Try it |
From the records below, take each line where the string "KyleRichards" shows up and copy it.

○ ○ ○ ○

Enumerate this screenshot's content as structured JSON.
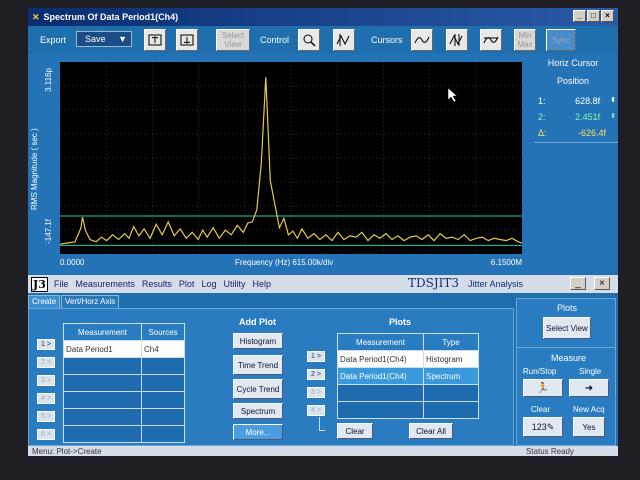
{
  "plot_window": {
    "title": "Spectrum Of Data Period1(Ch4)",
    "window_buttons": [
      "_",
      "□",
      "×"
    ]
  },
  "toolbar": {
    "export_label": "Export",
    "save_value": "Save",
    "select_view_label": "Select View",
    "control_label": "Control",
    "cursors_label": "Cursors",
    "minmax_label": "Min Max",
    "sync_label": "Sync"
  },
  "plot": {
    "ylabel": "RMS Magnitude ( sec )",
    "ymax_label": "3.116p",
    "ymin_label": "-147.1f",
    "xmin_label": "0.0000",
    "xcenter_label": "Frequency (Hz)  615.00k/div",
    "xmax_label": "6.1500M",
    "trace_color": "#e8c84a",
    "cursor_color": "#20d0a0"
  },
  "cursor_panel": {
    "title": "Horiz Cursor",
    "subtitle": "Position",
    "c1_label": "1:",
    "c1_value": "628.8f",
    "c2_label": "2:",
    "c2_value": "2.451f",
    "delta_label": "Δ:",
    "delta_value": "-626.4f"
  },
  "app": {
    "logo": "J3",
    "menu": [
      "File",
      "Measurements",
      "Results",
      "Plot",
      "Log",
      "Utility",
      "Help"
    ],
    "title": "TDSJIT3",
    "subtitle": "Jitter  Analysis",
    "window_buttons": [
      "_",
      "×"
    ]
  },
  "tabs": [
    "Create",
    "Vert/Horz Axis"
  ],
  "measurement_table": {
    "headers": [
      "Measurement",
      "Sources"
    ],
    "rows": [
      {
        "num": "1 >",
        "measurement": "Data Period1",
        "source": "Ch4"
      },
      {
        "num": "2 >",
        "measurement": "",
        "source": ""
      },
      {
        "num": "3 >",
        "measurement": "",
        "source": ""
      },
      {
        "num": "4 >",
        "measurement": "",
        "source": ""
      },
      {
        "num": "5 >",
        "measurement": "",
        "source": ""
      },
      {
        "num": "6 >",
        "measurement": "",
        "source": ""
      }
    ]
  },
  "add_plot": {
    "title": "Add Plot",
    "buttons": [
      "Histogram",
      "Time Trend",
      "Cycle Trend",
      "Spectrum",
      "More..."
    ]
  },
  "plots_table": {
    "title": "Plots",
    "headers": [
      "Measurement",
      "Type"
    ],
    "rows": [
      {
        "num": "1 >",
        "measurement": "Data Period1(Ch4)",
        "type": "Histogram"
      },
      {
        "num": "2 >",
        "measurement": "Data Period1(Ch4)",
        "type": "Spectrum"
      },
      {
        "num": "3 >",
        "measurement": "",
        "type": ""
      },
      {
        "num": "4 >",
        "measurement": "",
        "type": ""
      }
    ],
    "clear_label": "Clear",
    "clear_all_label": "Clear All"
  },
  "right_panel": {
    "plots_title": "Plots",
    "select_view_label": "Select View",
    "measure_title": "Measure",
    "run_stop_label": "Run/Stop",
    "single_label": "Single",
    "clear_label": "Clear",
    "new_acq_label": "New Acq",
    "yes_label": "Yes"
  },
  "status": {
    "left": "Menu: Plot->Create",
    "right": "Status   Ready"
  },
  "chart_data": {
    "type": "line",
    "x": [
      0.0,
      0.1,
      0.2,
      0.28,
      0.3,
      0.34,
      0.4,
      0.48,
      0.55,
      0.62,
      0.7,
      0.78,
      0.86,
      0.92,
      0.98,
      1.05,
      1.12,
      1.2,
      1.28,
      1.36,
      1.44,
      1.52,
      1.6,
      1.68,
      1.76,
      1.84,
      1.9,
      1.96,
      2.04,
      2.12,
      2.2,
      2.28,
      2.36,
      2.44,
      2.5,
      2.56,
      2.62,
      2.68,
      2.74,
      2.8,
      2.86,
      2.92,
      2.98,
      3.04,
      3.1,
      3.16,
      3.22,
      3.3,
      3.38,
      3.46,
      3.54,
      3.62,
      3.7,
      3.78,
      3.86,
      3.94,
      4.02,
      4.1,
      4.18,
      4.26,
      4.34,
      4.42,
      4.5,
      4.58,
      4.66,
      4.74,
      4.82,
      4.9,
      4.98,
      5.06,
      5.14,
      5.22,
      5.3,
      5.38,
      5.46,
      5.54,
      5.62,
      5.7,
      5.78,
      5.86,
      5.94,
      6.02,
      6.1,
      6.15
    ],
    "y": [
      0.02,
      0.04,
      0.06,
      0.3,
      0.48,
      0.25,
      0.1,
      0.06,
      0.14,
      0.08,
      0.18,
      0.1,
      0.2,
      0.12,
      0.32,
      0.16,
      0.28,
      0.12,
      0.36,
      0.18,
      0.4,
      0.16,
      0.28,
      0.12,
      0.22,
      0.1,
      0.26,
      0.14,
      0.3,
      0.12,
      0.26,
      0.18,
      0.34,
      0.22,
      0.38,
      0.4,
      0.6,
      1.4,
      2.86,
      1.1,
      0.7,
      0.3,
      0.46,
      0.18,
      0.24,
      0.12,
      0.28,
      0.12,
      0.2,
      0.1,
      0.18,
      0.08,
      0.22,
      0.1,
      0.16,
      0.14,
      0.22,
      0.08,
      0.18,
      0.12,
      0.2,
      0.1,
      0.16,
      0.08,
      0.14,
      0.16,
      0.1,
      0.18,
      0.08,
      0.2,
      0.12,
      0.14,
      0.1,
      0.18,
      0.08,
      0.12,
      0.14,
      0.08,
      0.12,
      0.1,
      0.08,
      0.12,
      0.06,
      0.04
    ],
    "xlabel": "Frequency (Hz)  615.00k/div",
    "ylabel": "RMS Magnitude ( sec )",
    "xlim": [
      0,
      6.15
    ],
    "ylim": [
      -0.147,
      3.116
    ],
    "x_unit": "MHz",
    "y_unit": "ps",
    "grid": true
  }
}
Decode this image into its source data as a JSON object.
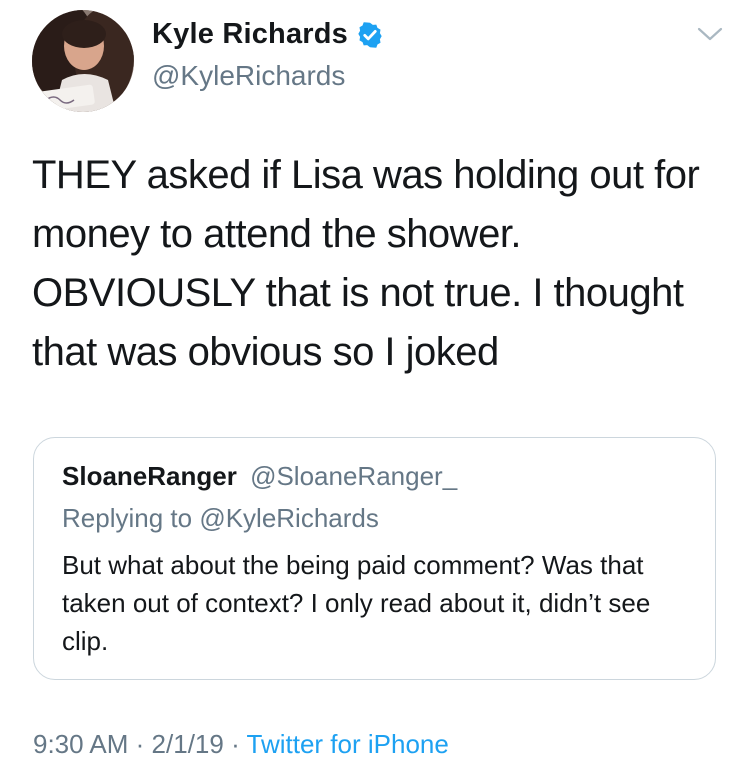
{
  "author": {
    "display_name": "Kyle Richards",
    "handle": "@KyleRichards",
    "verified": true,
    "avatar_caption": "Kyle Richards"
  },
  "tweet": {
    "text": "THEY asked if Lisa was holding out for money to attend the shower. OBVIOUSLY that is not true. I thought that was obvious so I joked"
  },
  "quoted_tweet": {
    "display_name": "SloaneRanger",
    "handle": "@SloaneRanger_",
    "reply_prefix": "Replying to",
    "reply_to": "@KyleRichards",
    "text": "But what about the being paid comment? Was that taken out of context? I only read about it, didn’t see clip."
  },
  "footer": {
    "time": "9:30 AM",
    "separator": "·",
    "date": "2/1/19",
    "source": "Twitter for iPhone"
  },
  "icons": {
    "verified": "verified-badge-icon",
    "menu": "chevron-down-icon"
  },
  "colors": {
    "accent": "#1da1f2",
    "secondary_text": "#657786",
    "primary_text": "#14171a",
    "border": "#ccd6dd"
  }
}
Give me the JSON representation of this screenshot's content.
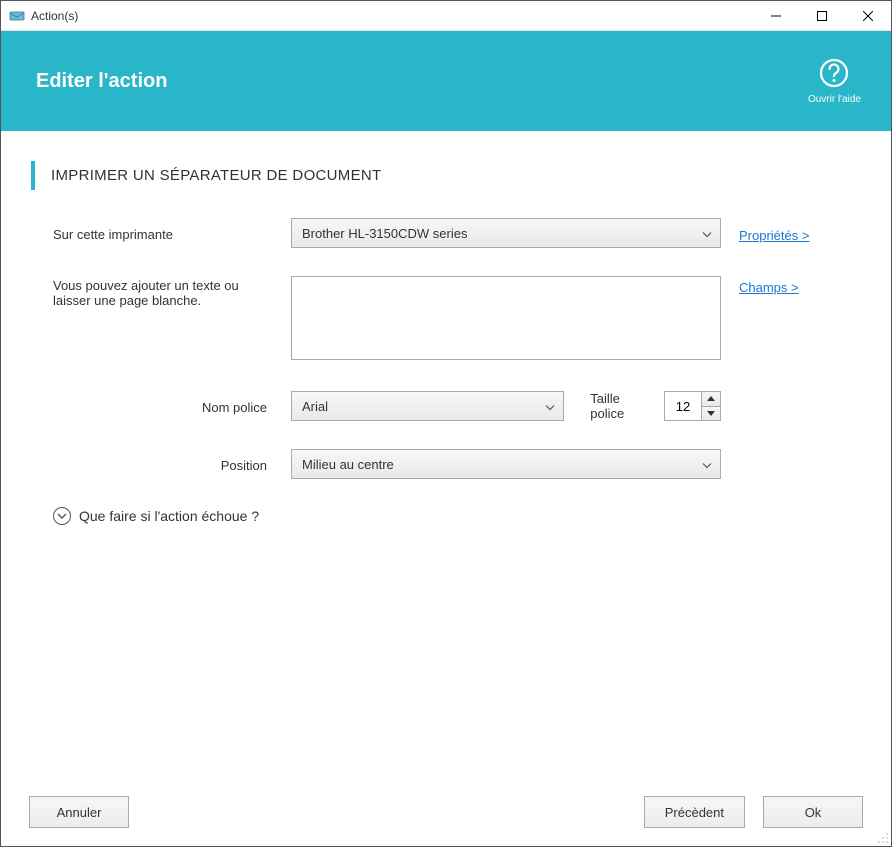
{
  "window": {
    "title": "Action(s)"
  },
  "header": {
    "title": "Editer l'action",
    "help_label": "Ouvrir l'aide"
  },
  "section": {
    "title": "IMPRIMER UN SÉPARATEUR DE DOCUMENT"
  },
  "form": {
    "printer_label": "Sur cette imprimante",
    "printer_value": "Brother HL-3150CDW series",
    "properties_link": "Propriétés >",
    "text_label": "Vous pouvez ajouter un texte ou laisser une page blanche.",
    "text_value": "",
    "fields_link": "Champs >",
    "font_name_label": "Nom police",
    "font_name_value": "Arial",
    "font_size_label": "Taille police",
    "font_size_value": "12",
    "position_label": "Position",
    "position_value": "Milieu au centre"
  },
  "collapsible": {
    "label": "Que faire si l'action échoue ?"
  },
  "footer": {
    "cancel": "Annuler",
    "previous": "Précèdent",
    "ok": "Ok"
  }
}
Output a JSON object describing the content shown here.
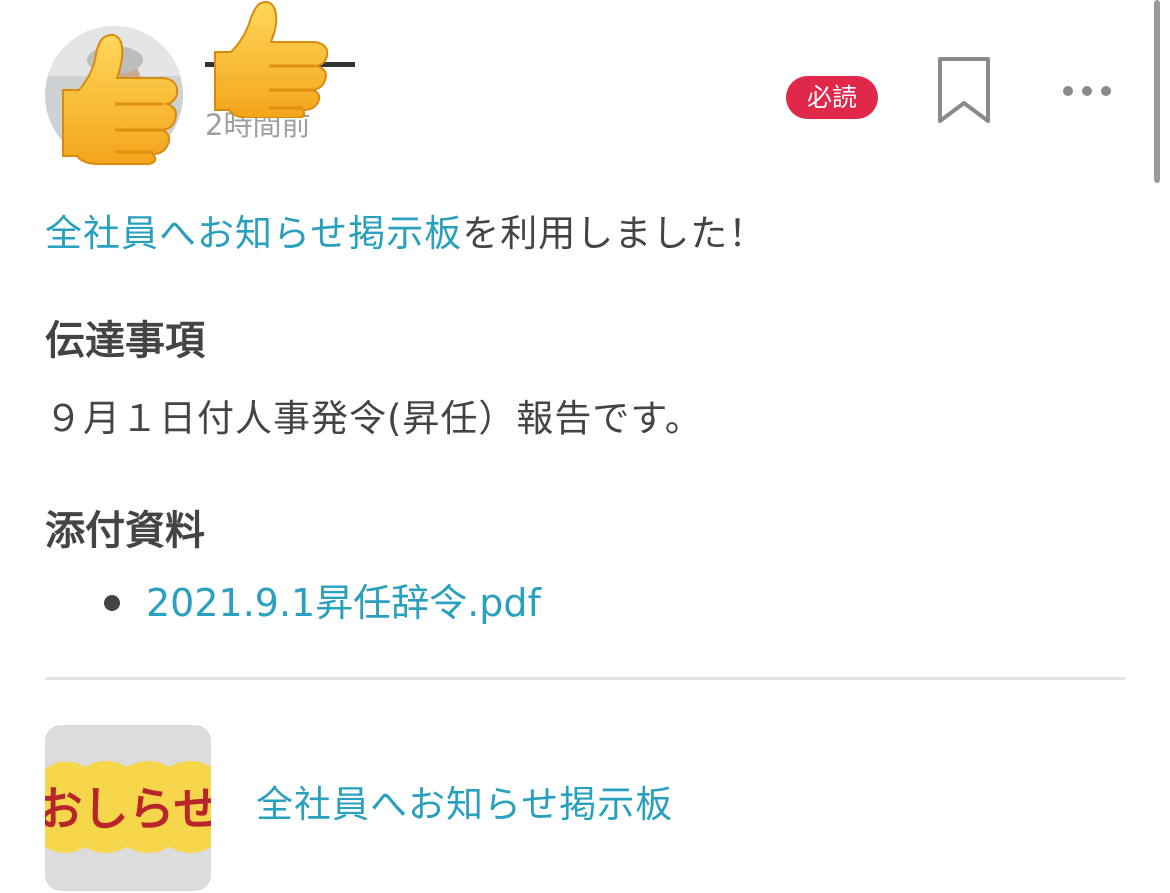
{
  "post": {
    "author_name": "",
    "timestamp": "2時間前",
    "badge": "必読",
    "activity": {
      "board_link": "全社員へお知らせ掲示板",
      "suffix": "を利用しました！"
    }
  },
  "content": {
    "heading1": "伝達事項",
    "body": "９月１日付人事発令(昇任）報告です。",
    "heading2": "添付資料",
    "attachments": [
      "2021.9.1昇任辞令.pdf"
    ]
  },
  "board": {
    "thumb_text": "おしらせ",
    "name": "全社員へお知らせ掲示板"
  },
  "icons": {
    "bookmark": "bookmark-icon",
    "more": "more-dots-icon",
    "overlay": "thumbs-up-emoji"
  },
  "colors": {
    "link": "#2aa0bf",
    "badge": "#e0284a",
    "text": "#444444",
    "muted": "#a0a0a0"
  }
}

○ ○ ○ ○

Response box |
    "handle": "@KyleRichards",
    "reply_to": "@KyleRichards",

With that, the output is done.